◆ Task description
All entries are to be repeated exactly as shown below.

[Material provided]

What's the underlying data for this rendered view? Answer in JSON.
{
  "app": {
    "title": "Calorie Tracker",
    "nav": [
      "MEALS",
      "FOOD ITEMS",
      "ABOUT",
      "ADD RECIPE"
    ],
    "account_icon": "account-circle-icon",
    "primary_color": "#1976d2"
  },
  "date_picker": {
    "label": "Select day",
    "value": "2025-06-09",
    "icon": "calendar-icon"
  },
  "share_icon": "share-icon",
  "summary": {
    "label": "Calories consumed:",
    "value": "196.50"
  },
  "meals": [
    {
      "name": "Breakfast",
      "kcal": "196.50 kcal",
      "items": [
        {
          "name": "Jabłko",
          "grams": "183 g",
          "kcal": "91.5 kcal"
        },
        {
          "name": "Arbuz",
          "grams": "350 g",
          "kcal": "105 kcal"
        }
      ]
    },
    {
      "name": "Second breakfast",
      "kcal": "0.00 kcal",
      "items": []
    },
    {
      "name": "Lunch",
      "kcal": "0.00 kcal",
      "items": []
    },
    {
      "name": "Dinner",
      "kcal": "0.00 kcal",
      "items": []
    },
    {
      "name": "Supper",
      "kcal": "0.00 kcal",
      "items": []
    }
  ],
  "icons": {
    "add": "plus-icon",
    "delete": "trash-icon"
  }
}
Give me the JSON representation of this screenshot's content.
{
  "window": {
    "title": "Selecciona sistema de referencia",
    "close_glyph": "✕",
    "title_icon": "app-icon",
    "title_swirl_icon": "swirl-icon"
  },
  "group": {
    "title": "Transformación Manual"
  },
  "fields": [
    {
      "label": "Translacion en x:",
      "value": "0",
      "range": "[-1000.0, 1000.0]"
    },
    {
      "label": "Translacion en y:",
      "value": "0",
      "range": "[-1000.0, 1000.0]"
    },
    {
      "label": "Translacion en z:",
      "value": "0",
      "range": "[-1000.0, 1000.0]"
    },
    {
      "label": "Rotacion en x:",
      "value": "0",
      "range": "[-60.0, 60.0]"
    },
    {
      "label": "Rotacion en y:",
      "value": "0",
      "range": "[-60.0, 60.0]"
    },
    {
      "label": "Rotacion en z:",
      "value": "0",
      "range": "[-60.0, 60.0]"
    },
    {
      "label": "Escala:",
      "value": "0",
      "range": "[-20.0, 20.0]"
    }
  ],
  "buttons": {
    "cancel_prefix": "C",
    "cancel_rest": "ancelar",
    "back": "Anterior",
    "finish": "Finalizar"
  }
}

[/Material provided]

◆ Task output
What's the underlying data for this rendered view? Answer in JSON.
{
  "app": {
    "title": "Calorie Tracker",
    "nav": [
      "MEALS",
      "FOOD ITEMS",
      "ABOUT",
      "ADD RECIPE"
    ],
    "account_icon": "account-circle-icon",
    "primary_color": "#1976d2"
  },
  "date_picker": {
    "label": "Select day",
    "value": "2025-06-09",
    "icon": "calendar-icon"
  },
  "share_icon": "share-icon",
  "summary": {
    "label": "Calories consumed:",
    "value": "196.50"
  },
  "meals": [
    {
      "name": "Breakfast",
      "kcal": "196.50 kcal",
      "items": [
        {
          "name": "Jabłko",
          "grams": "183 g",
          "kcal": "91.5 kcal"
        },
        {
          "name": "Arbuz",
          "grams": "350 g",
          "kcal": "105 kcal"
        }
      ]
    },
    {
      "name": "Second breakfast",
      "kcal": "0.00 kcal",
      "items": []
    },
    {
      "name": "Lunch",
      "kcal": "0.00 kcal",
      "items": []
    },
    {
      "name": "Dinner",
      "kcal": "0.00 kcal",
      "items": []
    },
    {
      "name": "Supper",
      "kcal": "0.00 kcal",
      "items": []
    }
  ],
  "icons": {
    "add": "plus-icon",
    "delete": "trash-icon"
  }
}
Give me the JSON representation of this screenshot's content.
{
  "window": {
    "title": "Selecciona sistema de referencia",
    "close_glyph": "✕",
    "title_icon": "app-icon",
    "title_swirl_icon": "swirl-icon"
  },
  "group": {
    "title": "Transformación Manual"
  },
  "fields": [
    {
      "label": "Translacion en x:",
      "value": "0",
      "range": "[-1000.0, 1000.0]"
    },
    {
      "label": "Translacion en y:",
      "value": "0",
      "range": "[-1000.0, 1000.0]"
    },
    {
      "label": "Translacion en z:",
      "value": "0",
      "range": "[-1000.0, 1000.0]"
    },
    {
      "label": "Rotacion en x:",
      "value": "0",
      "range": "[-60.0, 60.0]"
    },
    {
      "label": "Rotacion en y:",
      "value": "0",
      "range": "[-60.0, 60.0]"
    },
    {
      "label": "Rotacion en z:",
      "value": "0",
      "range": "[-60.0, 60.0]"
    },
    {
      "label": "Escala:",
      "value": "0",
      "range": "[-20.0, 20.0]"
    }
  ],
  "buttons": {
    "cancel_prefix": "C",
    "cancel_rest": "ancelar",
    "back": "Anterior",
    "finish": "Finalizar"
  }
}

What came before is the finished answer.